It should come as no surprise that a film with a creepy nursery rhyme and a terrifying spider creature is a deeply unsettling watch, but ‘Possum’ from Matthew Holness, the mind behind the hilarious Garth Marenghi’s Dark Places, defies expectations by striking one of the bleakest and creepiest tones I’ve seen in a film for quite some time.
Fronted admirably by the sorely under appreciated Sean Harris of recent Mission Impossible fame, who cuts a forlorn figure through the desolate, disused and barren landscapes scattered throughout the film.
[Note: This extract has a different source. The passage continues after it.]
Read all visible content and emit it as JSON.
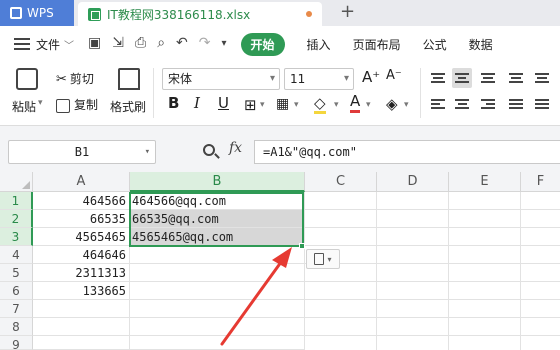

Harris is simply superb in what is predominantly a physical role, playing a disgraced puppeteer returning to his childhood to confront his twisted step-father and the trauma that defined his childhood and adult life, the whole thing undercut by the mystery of a missing boy taking place in the background throughout.
Harris’ Phillip is a lowly, traumatised character who is equal parts sympathetic and menacing. He spends most of his time traipsing through forests, abandoned army barracks and wastelands trying to rid himself of a sinister puppet, the film’s titular ‘Possum’ and proverbial ‘monkey paw’ which he carries around in a leather bag. When carrying the bag Harris is confident, but repressed and anxious, without it he’s positively unhinged, arms hanging loosely in front of him, facial expressions ranging from confused to tortured. It really is a great performance.
The co-star of the film is arguably ‘Possum’ itself, a truly sinister spectacle that is the epitome of nightmare fuel. What’s more, Holness shows masterful control over how much of the spider-creature to show and when, abstract limbs are seen coming around corners, reflections are seen in mirrors, tension is being built the whole time. When we finally do get to see the full striking creature it’s a truly shocking moment, made better by Harris’ dual reverence and repulsion.
‘Possum’ is met in sheer awfulness by Alun Armstrong’s Maurice. He may not be as overtly monstrous as a spider puppet with a blank expressionless human head but he’s a yellow-teethed repugnant old man who takes extreme joy in tormenting and abusing Philip. Armstrong, just like Harris, is extremely committed to the role and truly created a character that you can’t help but be repulsed by.
The narrative is fairly difficult to follow, Holness plays with his narrative by making it unclear whether anything that’s happening is real, or whether anything’s that happening is linear. We follow Harris lugging the heavy bag containing Possum around and trying to dispose of it in various locations, only for Possum to return and Harris having to keep returning to these locations time and time again. The film meanders in this way for quite some time and as a result can feel repetitive and tedious, however you could argue it’s all necessary to build up the atmosphere, tone and tension and truly create the idea that Possum might be some sort of otherworldly thing.
My interpretation, given that we know Philip had a traumatic childhood, not just because his parents died in a horrific fire, or the Fox anecdote he’s forced to retell, but but also the abuse at the hands of his step-father is that Possum is a mental creation of Phillip’s, a psychological manifestation of his trauma, abuse and, as is revealed in the films dramatic denouement, guilt that he can’t seem to rid himself of, Possum ‘is’ those things and Harris lugging it about in the bar is a literal metaphor for emotional baggage.
I don’t want to give too much away but the film really ramps up in the final moments, Phillip is literally haunted and stalked towards the final shocking reveal that really ignites the thick kerosene fog of tension, even if it does feel a little brief and rushed in comparison to what comes before.
That being said Possum paints a beautifully bleak, colour muted idyl of England, excellent performances from its limited cast and it carries with it an unsettling, dark and foreboding tone and resolution that has a way of sticking with you after watching like it’s the web and you’re the unsuspecting fly. It’s truly a superb debut directorial effort from Holness, who has created a film that patiently lies in wait like a spider ready to lay eggs in your brain that will have you seeing eight legged monstrosities at the end of your bed.